* **EXERCISE REQUIREMENTS**: Nothing but the pictures should be left out when the entries below are duplicated.

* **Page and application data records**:
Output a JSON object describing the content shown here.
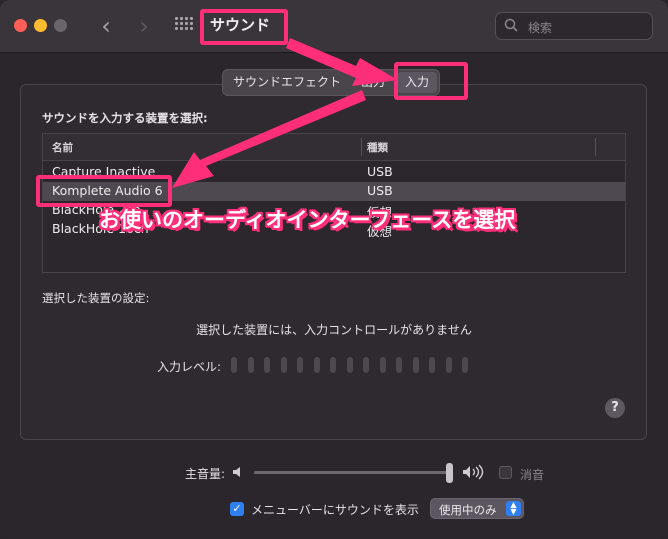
{
  "window": {
    "title": "サウンド"
  },
  "toolbar": {
    "back": "‹",
    "forward": "›",
    "search_placeholder": "検索"
  },
  "tabs": [
    {
      "label": "サウンドエフェクト",
      "selected": false
    },
    {
      "label": "出力",
      "selected": false
    },
    {
      "label": "入力",
      "selected": true
    }
  ],
  "input": {
    "section_label": "サウンドを入力する装置を選択:",
    "columns": {
      "name": "名前",
      "type": "種類"
    },
    "devices": [
      {
        "name": "Capture Inactive",
        "type": "USB"
      },
      {
        "name": "Komplete Audio 6",
        "type": "USB",
        "selected": true
      },
      {
        "name": "BlackHole 2ch",
        "type": "仮想"
      },
      {
        "name": "BlackHole 16ch",
        "type": "仮想"
      }
    ],
    "settings_label": "選択した装置の設定:",
    "no_controls_message": "選択した装置には、入力コントロールがありません",
    "level_label": "入力レベル:",
    "level_bar_count": 15,
    "help": "?"
  },
  "annotation": {
    "text": "お使いのオーディオインターフェースを選択",
    "color": "#ff2e7a"
  },
  "volume": {
    "label": "主音量:",
    "level": 1.0,
    "mute_label": "消音",
    "muted": false
  },
  "menubar": {
    "label": "メニューバーにサウンドを表示",
    "checked": true,
    "popup_value": "使用中のみ"
  },
  "colors": {
    "accent": "#2f7ff0",
    "highlight": "#ff2e7a"
  }
}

* **EXERCISE RESPONSE**:
Output a JSON object describing the content shown here.
{
  "window": {
    "title": "サウンド"
  },
  "toolbar": {
    "back": "‹",
    "forward": "›",
    "search_placeholder": "検索"
  },
  "tabs": [
    {
      "label": "サウンドエフェクト",
      "selected": false
    },
    {
      "label": "出力",
      "selected": false
    },
    {
      "label": "入力",
      "selected": true
    }
  ],
  "input": {
    "section_label": "サウンドを入力する装置を選択:",
    "columns": {
      "name": "名前",
      "type": "種類"
    },
    "devices": [
      {
        "name": "Capture Inactive",
        "type": "USB"
      },
      {
        "name": "Komplete Audio 6",
        "type": "USB",
        "selected": true
      },
      {
        "name": "BlackHole 2ch",
        "type": "仮想"
      },
      {
        "name": "BlackHole 16ch",
        "type": "仮想"
      }
    ],
    "settings_label": "選択した装置の設定:",
    "no_controls_message": "選択した装置には、入力コントロールがありません",
    "level_label": "入力レベル:",
    "level_bar_count": 15,
    "help": "?"
  },
  "annotation": {
    "text": "お使いのオーディオインターフェースを選択",
    "color": "#ff2e7a"
  },
  "volume": {
    "label": "主音量:",
    "level": 1.0,
    "mute_label": "消音",
    "muted": false
  },
  "menubar": {
    "label": "メニューバーにサウンドを表示",
    "checked": true,
    "popup_value": "使用中のみ"
  },
  "colors": {
    "accent": "#2f7ff0",
    "highlight": "#ff2e7a"
  }
}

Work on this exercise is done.